FOR IMMEDIATE RELEASE LINCOLN, NE – In submitting public comments on the USDA’s Grain Inspection, Packers & Stockyards Administration (GIPSA) Fair Practices Rule, the Organization for Competitive Markets (OCM) urges every farmer, every rancher and every consumer to take the time to do the same. OCM President Mike Weaver said, “With the June 12th deadline looming, it is imperative that everyone act now. It appears USDA is disregarding all comments from previous public comment periods and now will Read More …

Former GIPSA Head Debunks NCBA’s Lies About Premium Payments

By Dudley Butler, former GIPSA administrator I was an active member of the National Cattlemen’s Beef Association (NCBA) for many years. I quit NCBA because its leaders began to lie to its grassroots membership and I could not stomach it any longer. Today’s NCBA leaders continue this untruthful behavior. These leaders are like Judas goats leading their members to the slaughterhouse of vertical integration. The current lies being told by NCBA leaders involve the recent interim final rule Read More …

POLITICO: The Next GIPSA Question

POLITICO Morning Agriculture A daily briefing on agriculture and food policy By JASON HUFFMAN 04/12/17 10:00 AM EDT With help from Jenny Hopkinson and Eric Wolff THE NEXT GIPSA QUESTION: Now that the USDA has agreed to again push back the effective date of its controversial Grain Inspection, Packers and Stockyards Administration’s interim final rule, the next action to watch is how commenters respond to the question asked on a new proposed rule, Colin Woodall, the National Cattlemen’s Read More …

Beef Magazine: GIPSA rule delayed, additional comment period opened

Beef Magazine By Burt Rutherford USDA’s Grain Inspection, Packers and Stockyards Administration once again postpones implementation of its controversial rule. In an announcement that drew cheers from some quarters of the beef business and consternation from others, the Grain Inspection, Packers and Stockyards Administration (GIPSA) is delaying the effective date of its interim Farmer Fair Practices final rule an additional six months to Oct. 19, 2017, to allow additional comments and giving the new Ag Secretary time to consider Read More …

USDA Delays GIPSA Rule Again, Keeping Farmers in Harm’s Way

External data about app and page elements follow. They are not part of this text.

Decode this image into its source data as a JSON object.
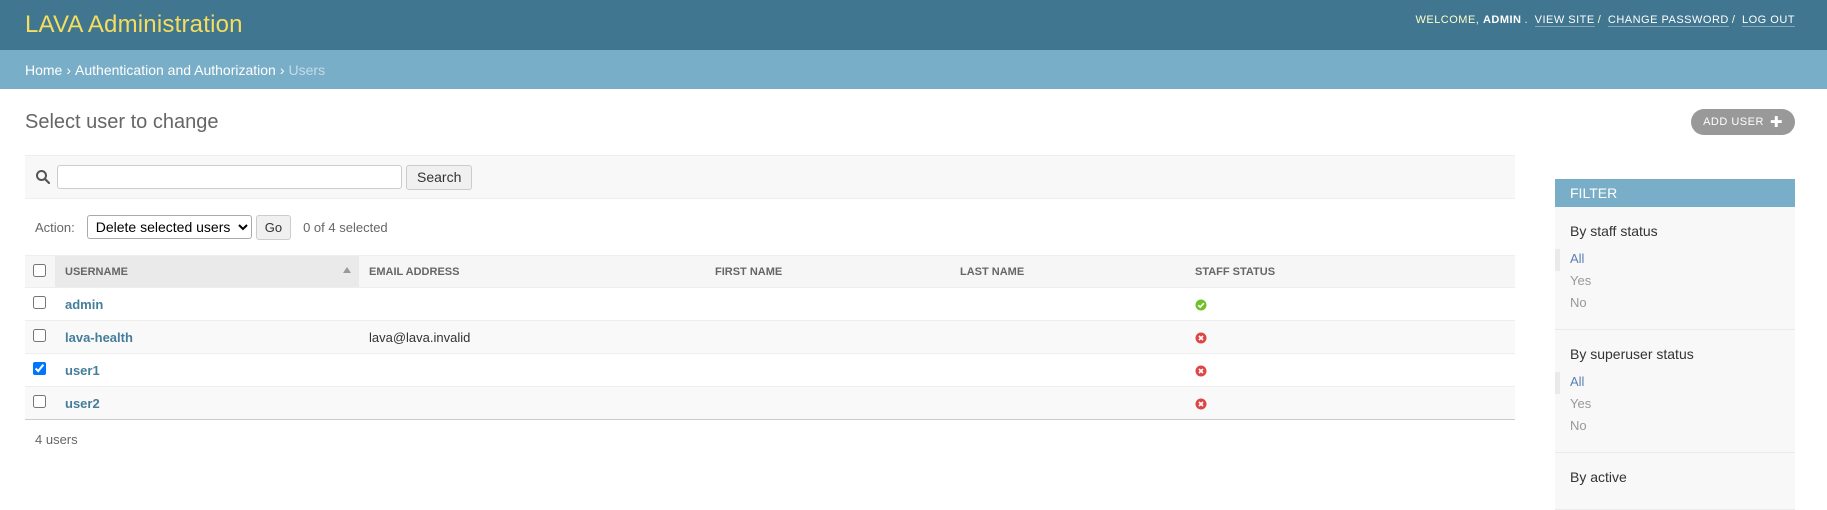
{
  "header": {
    "branding": "LAVA Administration",
    "welcome": "WELCOME,",
    "username": "ADMIN",
    "view_site": "VIEW SITE",
    "change_password": "CHANGE PASSWORD",
    "log_out": "LOG OUT"
  },
  "breadcrumbs": {
    "home": "Home",
    "app": "Authentication and Authorization",
    "current": "Users"
  },
  "page": {
    "title": "Select user to change",
    "add_user": "ADD USER"
  },
  "search": {
    "value": "",
    "button": "Search"
  },
  "actions": {
    "label": "Action:",
    "selected_option": "Delete selected users",
    "go": "Go",
    "counter": "0 of 4 selected"
  },
  "table": {
    "columns": [
      "USERNAME",
      "EMAIL ADDRESS",
      "FIRST NAME",
      "LAST NAME",
      "STAFF STATUS"
    ],
    "rows": [
      {
        "username": "admin",
        "email": "",
        "first_name": "",
        "last_name": "",
        "staff": true,
        "checked": false
      },
      {
        "username": "lava-health",
        "email": "lava@lava.invalid",
        "first_name": "",
        "last_name": "",
        "staff": false,
        "checked": false
      },
      {
        "username": "user1",
        "email": "",
        "first_name": "",
        "last_name": "",
        "staff": false,
        "checked": true
      },
      {
        "username": "user2",
        "email": "",
        "first_name": "",
        "last_name": "",
        "staff": false,
        "checked": false
      }
    ]
  },
  "paginator": "4 users",
  "filter": {
    "title": "FILTER",
    "groups": [
      {
        "title": "By staff status",
        "options": [
          "All",
          "Yes",
          "No"
        ]
      },
      {
        "title": "By superuser status",
        "options": [
          "All",
          "Yes",
          "No"
        ]
      },
      {
        "title": "By active",
        "options": []
      }
    ]
  },
  "colors": {
    "header_bg": "#417690",
    "branding": "#f5dd5d",
    "breadcrumbs_bg": "#79aec8",
    "link": "#447e9b",
    "yes_icon": "#70bf2b",
    "no_icon": "#dd4646"
  }
}
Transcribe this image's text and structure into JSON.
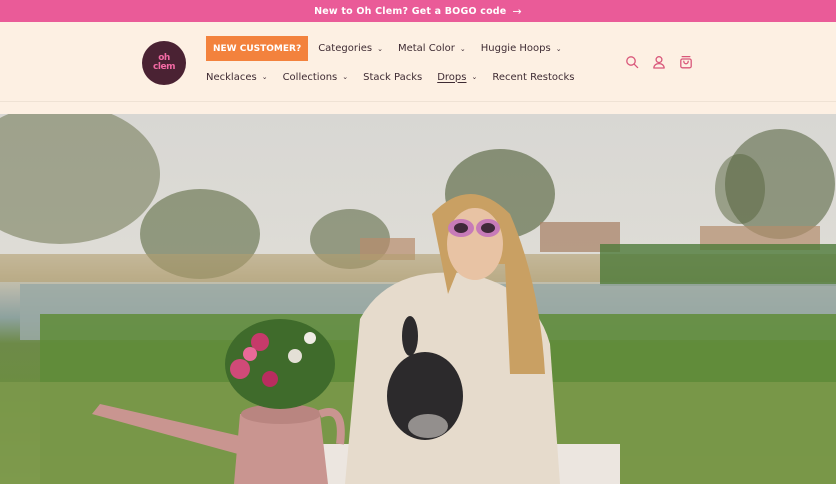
{
  "announcement": {
    "text": "New to Oh Clem? Get a BOGO code",
    "arrow": "→"
  },
  "logo": {
    "line1": "oh",
    "line2": "clem"
  },
  "nav": {
    "promo_label": "NEW CUSTOMER?",
    "row1": [
      {
        "label": "Categories",
        "dropdown": true
      },
      {
        "label": "Metal Color",
        "dropdown": true
      },
      {
        "label": "Huggie Hoops",
        "dropdown": true
      }
    ],
    "row2": [
      {
        "label": "Necklaces",
        "dropdown": true
      },
      {
        "label": "Collections",
        "dropdown": true
      },
      {
        "label": "Stack Packs",
        "dropdown": false
      },
      {
        "label": "Drops",
        "dropdown": true,
        "active": true
      },
      {
        "label": "Recent Restocks",
        "dropdown": false
      }
    ]
  },
  "icons": [
    "search-icon",
    "account-icon",
    "cart-icon"
  ],
  "colors": {
    "announcement_bg": "#ea5b98",
    "header_bg": "#fdf0e3",
    "promo_bg": "#f3823d",
    "icon": "#d9577a"
  }
}
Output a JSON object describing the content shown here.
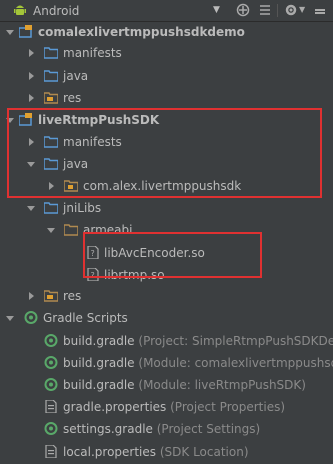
{
  "toolbar": {
    "view_label": "Android",
    "view_icon": "android-icon",
    "icons": [
      "sync-icon",
      "collapse-all-icon",
      "settings-icon",
      "hide-panel-icon"
    ]
  },
  "tree": {
    "rows": [
      {
        "label": "comalexlivertmppushsdkdemo",
        "hint": "",
        "bold": true,
        "icon": "module-icon"
      },
      {
        "label": "manifests",
        "hint": "",
        "icon": "folder-icon"
      },
      {
        "label": "java",
        "hint": "",
        "icon": "folder-icon"
      },
      {
        "label": "res",
        "hint": "",
        "icon": "res-folder-icon"
      },
      {
        "label": "liveRtmpPushSDK",
        "hint": "",
        "bold": true,
        "icon": "module-icon"
      },
      {
        "label": "manifests",
        "hint": "",
        "icon": "folder-icon"
      },
      {
        "label": "java",
        "hint": "",
        "icon": "folder-icon"
      },
      {
        "label": "com.alex.livertmppushsdk",
        "hint": "",
        "icon": "package-icon"
      },
      {
        "label": "jniLibs",
        "hint": "",
        "icon": "folder-icon"
      },
      {
        "label": "armeabi",
        "hint": "",
        "icon": "folder-icon"
      },
      {
        "label": "libAvcEncoder.so",
        "hint": "",
        "icon": "file-icon"
      },
      {
        "label": "librtmp.so",
        "hint": "",
        "icon": "file-icon"
      },
      {
        "label": "res",
        "hint": "",
        "icon": "res-folder-icon"
      },
      {
        "label": "Gradle Scripts",
        "hint": "",
        "icon": "gradle-icon"
      },
      {
        "label": "build.gradle",
        "hint": "(Project: SimpleRtmpPushSDKDem",
        "icon": "gradle-file-icon"
      },
      {
        "label": "build.gradle",
        "hint": "(Module: comalexlivertmppushsd",
        "icon": "gradle-file-icon"
      },
      {
        "label": "build.gradle",
        "hint": "(Module: liveRtmpPushSDK)",
        "icon": "gradle-file-icon"
      },
      {
        "label": "gradle.properties",
        "hint": "(Project Properties)",
        "icon": "properties-file-icon"
      },
      {
        "label": "settings.gradle",
        "hint": "(Project Settings)",
        "icon": "gradle-file-icon"
      },
      {
        "label": "local.properties",
        "hint": "(SDK Location)",
        "icon": "properties-file-icon"
      }
    ]
  },
  "colors": {
    "background": "#3c3f41",
    "text": "#bbbbbb",
    "hint": "#8a8a8a",
    "folder": "#5b9ad6",
    "highlight": "#e03131"
  }
}
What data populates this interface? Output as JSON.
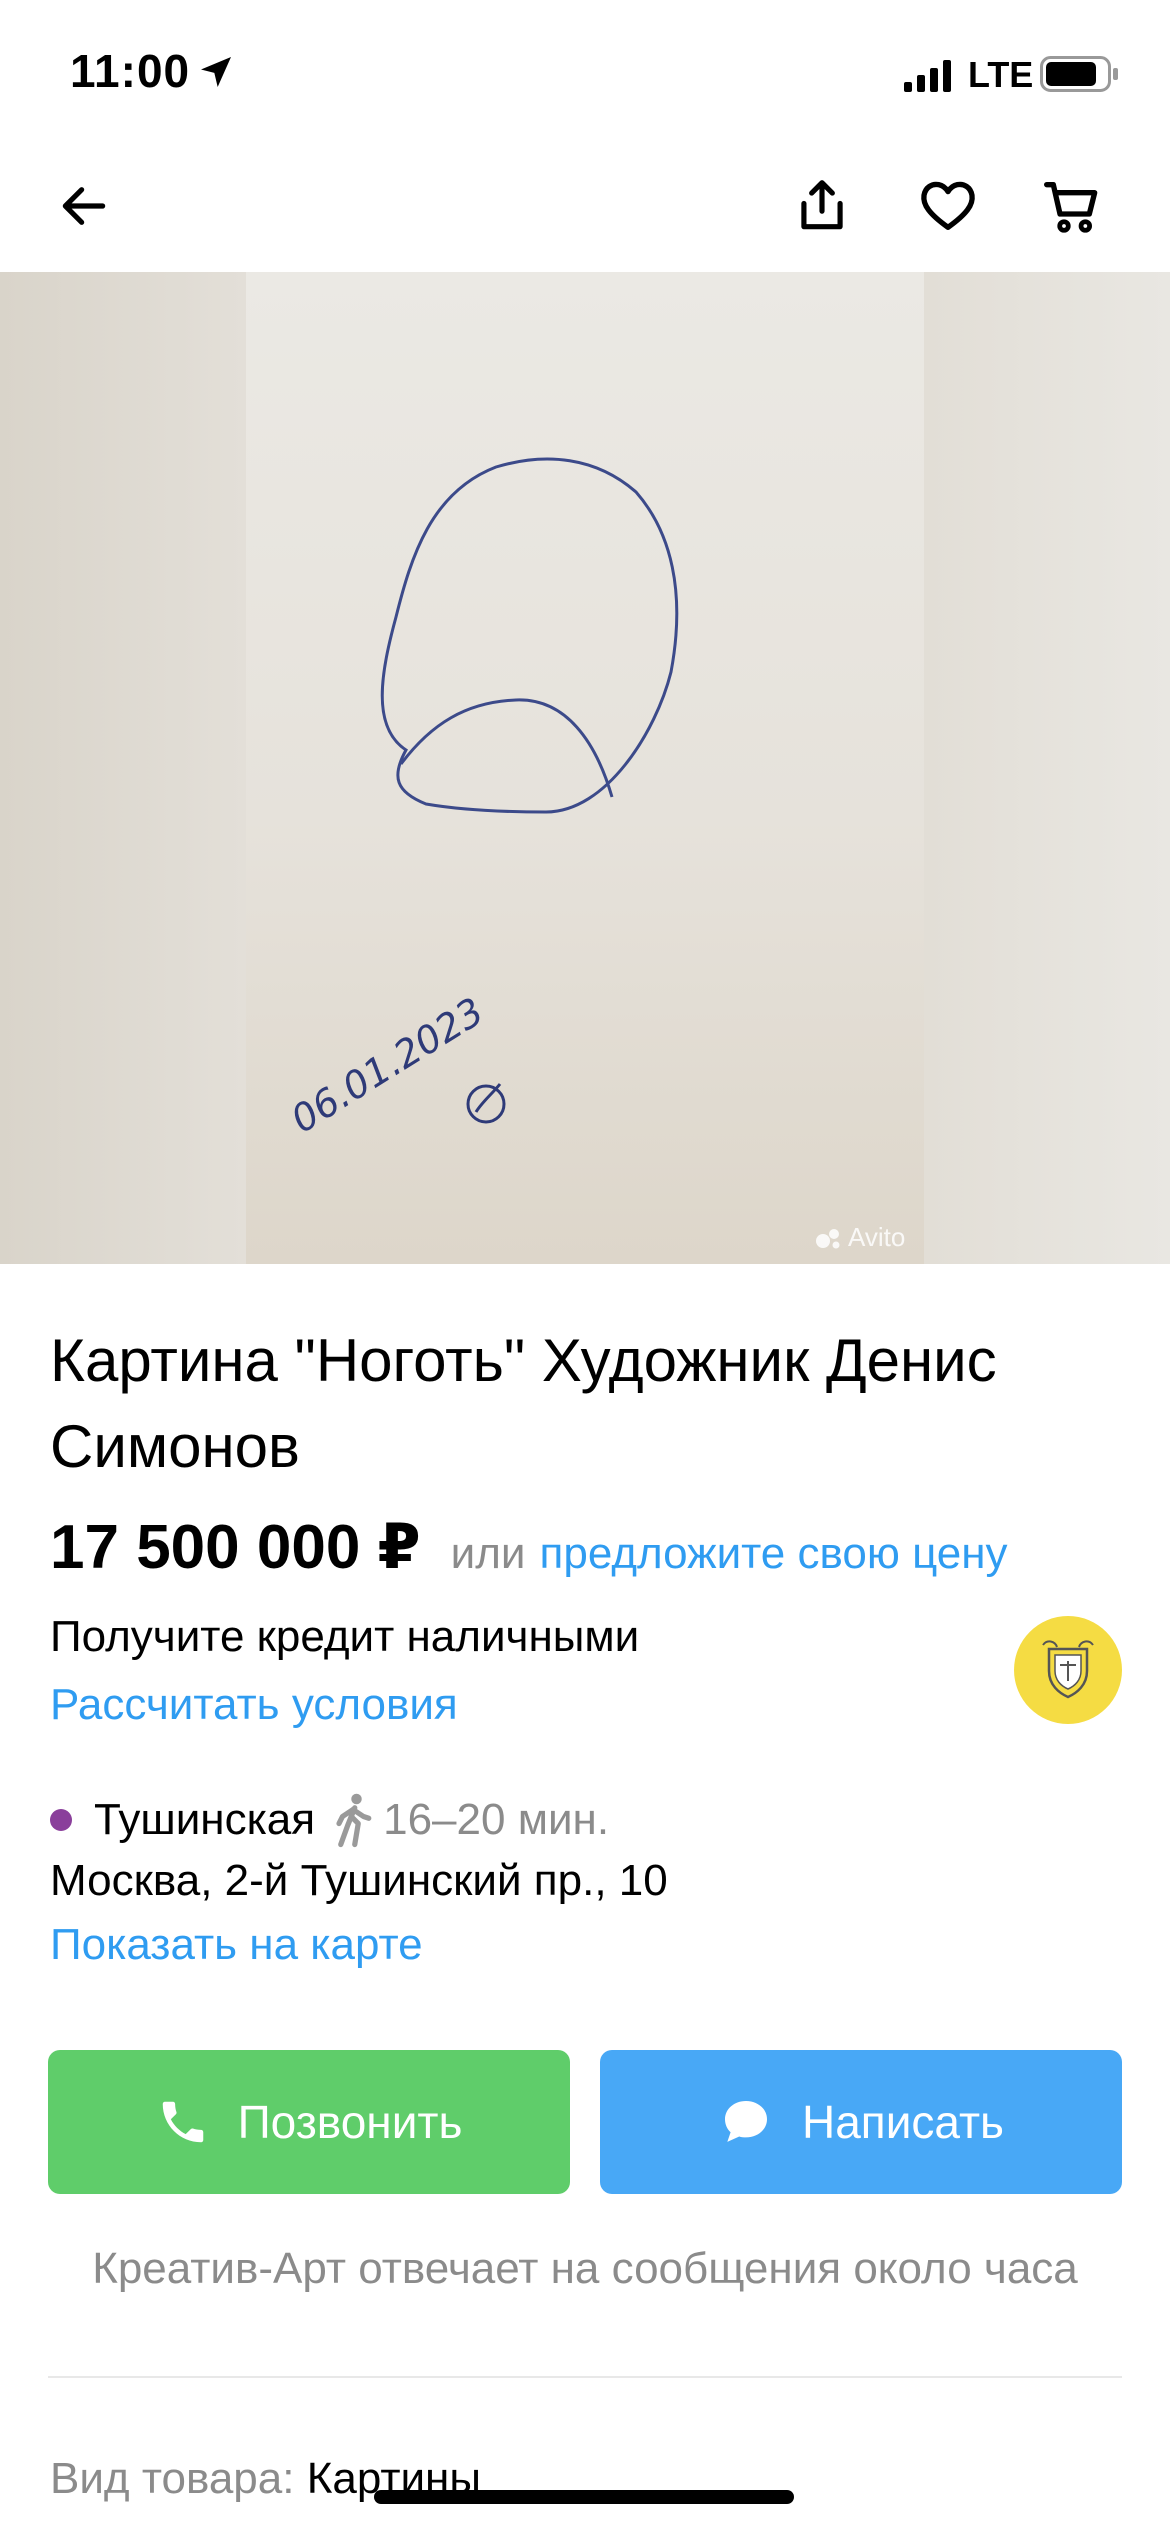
{
  "status_bar": {
    "time": "11:00",
    "network": "LTE",
    "icons": [
      "location-arrow-icon",
      "signal-icon",
      "battery-icon"
    ]
  },
  "nav": {
    "icons": [
      "back-arrow-icon",
      "share-icon",
      "heart-icon",
      "cart-icon"
    ]
  },
  "photo": {
    "handwritten_date": "06.01.2023",
    "watermark": "Avito"
  },
  "listing": {
    "title": "Картина \"Ноготь\" Художник Денис Симонов",
    "price": "17 500 000 ₽",
    "price_or": "или",
    "offer_link": "предложите свою цену"
  },
  "credit": {
    "text": "Получите кредит наличными",
    "link": "Рассчитать условия",
    "logo_icon": "bank-emblem-icon"
  },
  "location": {
    "metro": "Тушинская",
    "metro_color": "#8a3f9b",
    "walk_time": "16–20 мин.",
    "address": "Москва, 2-й Тушинский пр., 10",
    "map_link": "Показать на карте"
  },
  "actions": {
    "call_label": "Позвонить",
    "write_label": "Написать",
    "call_color": "#5fcd6a",
    "write_color": "#48a8f6"
  },
  "seller": {
    "reply_note": "Креатив-Арт отвечает на сообщения около часа"
  },
  "params": {
    "label": "Вид товара:",
    "value": "Картины"
  },
  "colors": {
    "link": "#2f9cf1",
    "muted": "#8b8b8b"
  }
}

Today, the U.S. Department of Agriculture’s (USDA) Grain Inspection, Packers and Stockyards Administration (GIPSA) announced it is delaying the effective date of the Farmer Fair Practices Interim Final Rule an additional 180 days, until Oct. 19, 2017. Further, it will again solicit public comments on the direction that USDA should take with regard to the rule. During a new 60-day comment period, the public will weigh in on whether USDA should (1) let the rule become effective, (2) suspend Read More …

OCM sends letter to President Trump urging support for GIPSA’s Farmer Fair Practices Rules

On Friday, March 9th, OCM sent the following letter to President Trump, urging him to support the new Farmer Fair Practices Rules to strengthen the Packers & Stockyards Act. These much-needed marketplace safeguards would help level the playing field for family farmers, ensuring they have the opportunity to feed us here at home and to compete in the global market. Enclosed with our letter to President Trump are copies of our comments in support of each of the three Read More …

The New York Times: Leashes Come Off Wall Street, Gun Sellers, Polluters and More

The New York Times By ERIC LIPTON and BINYAMIN APPELBAUM WASHINGTON — Giants in telecommunications, like Verizon and AT&T, will not have to take “reasonable measures” to ensure that their customers’ Social Security numbers, web browsing history and other personal information are not stolen or accidentally released. Wall Street banks like Goldman Sachs and JPMorgan Chase will not be punished, at least for now, for not collecting extra money from customers to cover potential losses from certain kinds Read More …